“Melody Stoops admits she was in the ‘business’ of bringing lawsuits against companies over calls they made to her cell phones without her permission.” Storing the prepaid-service phones in a shoebox when not in use, she waited for robocalls from solvent companies, which are mostly banned under the Telephone Consumer Protection Act. “She has filed at least 11 TCPA cases in the U.S. District Court for the Western District of Pennsylvania and has sent at least 25 pre-litigation demand letters.” A judge has now disallowed her standing to sue on one of the cases, saying she cannot claim that the calls were a nuisance, invasion of privacy, or economic injury given that she obtained the phones with the goal of suffering legal injury. [Jessica Karmasek, Legal Newsline/Forbes]

TCPA logic fail — and an ironic target

Lawyers continue to craft class actions (here, here, etc.) demanding hundreds of millions or billions of dollars from businesses over what are often inadvertent or gray-area violations of the Telephone Consumer Protection Act, which bans unsolicited phone communication. Consumerist Ellen Taverna of NACA, the National Association of Consumer Advocates, finds talk of abuse “ridiculous” since at the same time phone users continue to report a large volume of (often patently unlawful and TCPA-flouting) call activity. Because how could there simultaneously be the one and the other? [Alison Frankel, Reuters] Unrelatedly, class actions over TCPA have found an especially ironic target: “The American Association of Justice, the national trade association that lobbies on behalf of plaintiffs’ lawyers seeking new ways to sue, itself got sued under the TCPA – by some of its own members. The AAJ was named in a class action lawsuit related to a blast fax sent to its members by a third-party vendor.” [Bryan Quigley, U.S. Chamber Institute for Legal Reform]

Put me on a list of people who sue a lot? See you in court!

Following a sharp rise in lawsuits under the Telephone Consumer Protection Act (TCPA), a business set up that provides lists of frequent TCPA litigants so that callers can make extra-sure not to place any calls to those numbers. A Pennsylvania man listed as a frequent litigant then proceeded to sue the service. “Yes, this actually happened: A person who really doesn’t like getting robocalls just sued a company that literally helps callers avoid calling people who really don’t like getting robocalls.” Now a federal court has dismissed his claim that the list provider, Blindbid Inc., is a consumer credit reporting bureau subject to the provisions of the federal Fair Credit Reporting Act, along with related claims of defamation and invasion of privacy. It did not resolve potential claims he might have under Ohio law. [Artin Betpera and Nicole Su, National Law Review]

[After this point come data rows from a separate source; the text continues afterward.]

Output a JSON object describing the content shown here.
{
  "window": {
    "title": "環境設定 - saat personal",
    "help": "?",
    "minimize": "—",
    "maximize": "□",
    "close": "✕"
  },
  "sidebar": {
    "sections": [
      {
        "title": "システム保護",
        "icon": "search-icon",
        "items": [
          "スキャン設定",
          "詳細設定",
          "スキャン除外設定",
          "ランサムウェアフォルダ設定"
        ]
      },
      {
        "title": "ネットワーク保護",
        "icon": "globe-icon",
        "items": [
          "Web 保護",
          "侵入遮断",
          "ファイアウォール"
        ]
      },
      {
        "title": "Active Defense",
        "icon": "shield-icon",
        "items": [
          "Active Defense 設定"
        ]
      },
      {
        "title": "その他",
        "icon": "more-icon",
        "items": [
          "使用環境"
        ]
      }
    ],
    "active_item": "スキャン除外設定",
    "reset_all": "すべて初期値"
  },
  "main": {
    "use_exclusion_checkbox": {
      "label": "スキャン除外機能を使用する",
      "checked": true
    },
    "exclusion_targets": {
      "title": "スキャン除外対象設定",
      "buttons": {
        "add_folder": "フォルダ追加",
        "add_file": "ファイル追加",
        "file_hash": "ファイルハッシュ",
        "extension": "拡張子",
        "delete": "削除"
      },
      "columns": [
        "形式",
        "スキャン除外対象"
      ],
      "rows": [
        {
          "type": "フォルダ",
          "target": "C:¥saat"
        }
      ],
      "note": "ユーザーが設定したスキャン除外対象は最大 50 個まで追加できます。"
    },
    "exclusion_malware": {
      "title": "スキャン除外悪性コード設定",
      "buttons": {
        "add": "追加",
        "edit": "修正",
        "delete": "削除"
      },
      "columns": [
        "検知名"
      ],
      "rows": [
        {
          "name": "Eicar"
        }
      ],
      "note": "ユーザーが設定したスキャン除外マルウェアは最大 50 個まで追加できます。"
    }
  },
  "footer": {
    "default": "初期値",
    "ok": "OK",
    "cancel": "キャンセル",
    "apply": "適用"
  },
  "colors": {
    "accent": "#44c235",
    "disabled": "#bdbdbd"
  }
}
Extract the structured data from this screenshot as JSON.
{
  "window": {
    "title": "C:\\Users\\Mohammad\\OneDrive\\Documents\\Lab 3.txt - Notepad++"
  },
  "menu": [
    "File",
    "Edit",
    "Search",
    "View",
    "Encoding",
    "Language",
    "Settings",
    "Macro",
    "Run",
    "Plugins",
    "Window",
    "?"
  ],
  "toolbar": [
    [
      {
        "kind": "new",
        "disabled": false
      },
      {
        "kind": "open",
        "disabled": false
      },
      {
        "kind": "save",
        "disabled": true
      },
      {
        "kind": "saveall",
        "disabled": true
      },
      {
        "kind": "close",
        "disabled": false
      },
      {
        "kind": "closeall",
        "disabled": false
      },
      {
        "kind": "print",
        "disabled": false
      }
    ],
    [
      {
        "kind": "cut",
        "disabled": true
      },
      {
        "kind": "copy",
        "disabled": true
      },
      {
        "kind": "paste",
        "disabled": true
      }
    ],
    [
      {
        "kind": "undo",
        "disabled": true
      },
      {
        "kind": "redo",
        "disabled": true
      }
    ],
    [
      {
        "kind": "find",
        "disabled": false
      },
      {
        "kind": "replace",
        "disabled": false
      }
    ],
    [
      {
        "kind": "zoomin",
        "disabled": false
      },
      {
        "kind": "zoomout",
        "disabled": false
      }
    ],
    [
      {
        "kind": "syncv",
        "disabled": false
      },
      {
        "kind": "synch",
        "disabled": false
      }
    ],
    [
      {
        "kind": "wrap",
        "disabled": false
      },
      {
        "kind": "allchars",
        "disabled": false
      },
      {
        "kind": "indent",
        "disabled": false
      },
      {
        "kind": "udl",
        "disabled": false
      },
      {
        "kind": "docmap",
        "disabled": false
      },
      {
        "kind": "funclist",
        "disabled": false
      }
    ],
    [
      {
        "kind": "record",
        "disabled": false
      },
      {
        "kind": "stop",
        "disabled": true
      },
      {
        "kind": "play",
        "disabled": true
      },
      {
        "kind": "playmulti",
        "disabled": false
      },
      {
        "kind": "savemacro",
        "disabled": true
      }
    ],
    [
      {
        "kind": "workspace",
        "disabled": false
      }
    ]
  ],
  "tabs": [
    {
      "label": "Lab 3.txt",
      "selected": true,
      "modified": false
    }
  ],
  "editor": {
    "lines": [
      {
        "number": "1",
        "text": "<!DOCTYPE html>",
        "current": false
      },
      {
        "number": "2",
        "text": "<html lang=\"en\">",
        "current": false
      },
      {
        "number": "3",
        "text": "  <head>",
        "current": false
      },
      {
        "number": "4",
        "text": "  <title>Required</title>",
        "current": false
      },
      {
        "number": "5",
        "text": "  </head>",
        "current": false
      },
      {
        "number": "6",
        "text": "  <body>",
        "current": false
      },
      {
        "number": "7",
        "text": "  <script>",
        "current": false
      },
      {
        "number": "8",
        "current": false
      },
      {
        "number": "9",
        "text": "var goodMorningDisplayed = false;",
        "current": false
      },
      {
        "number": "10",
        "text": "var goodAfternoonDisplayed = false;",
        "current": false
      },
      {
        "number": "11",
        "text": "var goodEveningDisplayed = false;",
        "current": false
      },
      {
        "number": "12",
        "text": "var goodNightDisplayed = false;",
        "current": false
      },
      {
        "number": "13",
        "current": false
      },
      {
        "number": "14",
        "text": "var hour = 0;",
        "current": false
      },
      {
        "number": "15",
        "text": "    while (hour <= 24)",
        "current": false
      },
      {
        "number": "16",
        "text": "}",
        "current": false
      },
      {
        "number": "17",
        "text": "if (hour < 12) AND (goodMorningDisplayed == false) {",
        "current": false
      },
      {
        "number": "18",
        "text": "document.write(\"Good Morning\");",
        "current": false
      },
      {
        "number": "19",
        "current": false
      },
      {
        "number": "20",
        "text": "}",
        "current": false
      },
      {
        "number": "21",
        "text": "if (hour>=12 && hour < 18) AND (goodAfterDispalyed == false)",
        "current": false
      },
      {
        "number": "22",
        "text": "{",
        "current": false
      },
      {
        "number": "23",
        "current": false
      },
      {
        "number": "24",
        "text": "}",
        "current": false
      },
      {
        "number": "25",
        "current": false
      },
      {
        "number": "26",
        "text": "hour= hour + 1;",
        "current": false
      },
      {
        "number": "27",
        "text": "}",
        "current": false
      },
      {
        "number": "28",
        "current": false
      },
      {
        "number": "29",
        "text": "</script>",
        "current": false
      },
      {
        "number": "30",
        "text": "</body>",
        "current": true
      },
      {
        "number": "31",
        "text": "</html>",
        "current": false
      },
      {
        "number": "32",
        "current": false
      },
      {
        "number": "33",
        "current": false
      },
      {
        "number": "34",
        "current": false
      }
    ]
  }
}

California Consumer Privacy Act: legislate in haste…

The California Consumer Privacy Act, drawn up hastily to avert a threatened ballot initiative, purports to create six new categories of data-related consumer rights, “including the right to know; the right of data portability; the right to deletion; the right to opt-out of data sales; the right to not be discriminated against as a user; and a private right of action for data breaches.” Although sometimes compared to the European GDPR, the two laws are different and compliance with the one enactment (which has been immensely expensive already) does not accomplish compliance with the other. Expect uncertainty, fines, the California specialty of entrepreneurial class-action litigation, and more tilting of compliance cost structures to the benefit of tech companies and advertising intermediaries big enough to afford to spread the high expense over large revenue streams [Alec Stapp, Truth on the Market; more: Al Saikali, Washington Legal Foundation; Petrina McDaniel, Elliot Golding and Keshia Lipscomb, Squire Patton Boggs]

Liability roundup

Liability roundup

Best of Overlawyered — January 2017

Liability roundup

November 22 roundup